ABOUT THIS TASK: Where does the word "JSON" show up in the data? Please find each such line and copy it.
*** LISTED RECORDS Section Begins ***
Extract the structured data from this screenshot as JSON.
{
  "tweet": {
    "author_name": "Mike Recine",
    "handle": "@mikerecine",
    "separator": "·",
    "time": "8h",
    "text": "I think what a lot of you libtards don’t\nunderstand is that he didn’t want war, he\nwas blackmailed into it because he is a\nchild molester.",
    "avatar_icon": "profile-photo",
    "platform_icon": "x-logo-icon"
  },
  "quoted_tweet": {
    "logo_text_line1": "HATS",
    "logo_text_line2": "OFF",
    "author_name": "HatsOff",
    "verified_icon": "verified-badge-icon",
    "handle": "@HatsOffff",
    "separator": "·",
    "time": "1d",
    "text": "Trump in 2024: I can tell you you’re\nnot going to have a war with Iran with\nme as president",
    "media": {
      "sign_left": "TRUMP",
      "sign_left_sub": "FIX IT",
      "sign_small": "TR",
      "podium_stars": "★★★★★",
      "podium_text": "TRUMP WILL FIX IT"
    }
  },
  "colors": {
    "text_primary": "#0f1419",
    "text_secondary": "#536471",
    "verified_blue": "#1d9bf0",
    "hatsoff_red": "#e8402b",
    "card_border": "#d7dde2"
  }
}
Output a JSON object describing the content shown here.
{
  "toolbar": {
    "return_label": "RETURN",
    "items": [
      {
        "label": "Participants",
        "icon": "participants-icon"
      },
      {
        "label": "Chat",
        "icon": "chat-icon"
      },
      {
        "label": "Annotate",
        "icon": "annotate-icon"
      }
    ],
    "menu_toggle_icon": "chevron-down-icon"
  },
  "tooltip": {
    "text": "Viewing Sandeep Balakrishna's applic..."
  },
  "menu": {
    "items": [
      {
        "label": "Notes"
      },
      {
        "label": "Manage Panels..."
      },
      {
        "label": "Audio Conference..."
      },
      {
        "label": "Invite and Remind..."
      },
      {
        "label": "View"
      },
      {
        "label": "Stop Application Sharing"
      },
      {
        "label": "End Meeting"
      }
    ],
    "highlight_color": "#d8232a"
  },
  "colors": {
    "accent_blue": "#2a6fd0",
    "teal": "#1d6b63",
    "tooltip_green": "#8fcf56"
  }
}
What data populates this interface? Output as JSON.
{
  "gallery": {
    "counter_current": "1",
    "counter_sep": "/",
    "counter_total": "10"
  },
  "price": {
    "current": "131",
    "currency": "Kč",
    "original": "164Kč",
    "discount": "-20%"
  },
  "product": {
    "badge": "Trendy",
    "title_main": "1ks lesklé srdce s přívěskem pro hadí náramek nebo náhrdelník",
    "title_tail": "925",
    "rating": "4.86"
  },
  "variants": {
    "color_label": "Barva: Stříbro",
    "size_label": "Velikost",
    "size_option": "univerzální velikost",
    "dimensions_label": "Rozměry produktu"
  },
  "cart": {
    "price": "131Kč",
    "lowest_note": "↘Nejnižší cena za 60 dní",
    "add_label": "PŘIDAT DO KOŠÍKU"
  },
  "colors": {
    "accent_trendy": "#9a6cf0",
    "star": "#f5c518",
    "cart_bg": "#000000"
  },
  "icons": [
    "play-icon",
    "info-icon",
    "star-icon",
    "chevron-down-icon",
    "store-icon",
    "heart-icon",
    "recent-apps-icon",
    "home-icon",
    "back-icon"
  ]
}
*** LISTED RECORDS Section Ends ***
ANSWER BOX:
Extract the structured data from this screenshot as JSON.
Output a JSON object describing the content shown here.
What data populates this interface? Output as JSON.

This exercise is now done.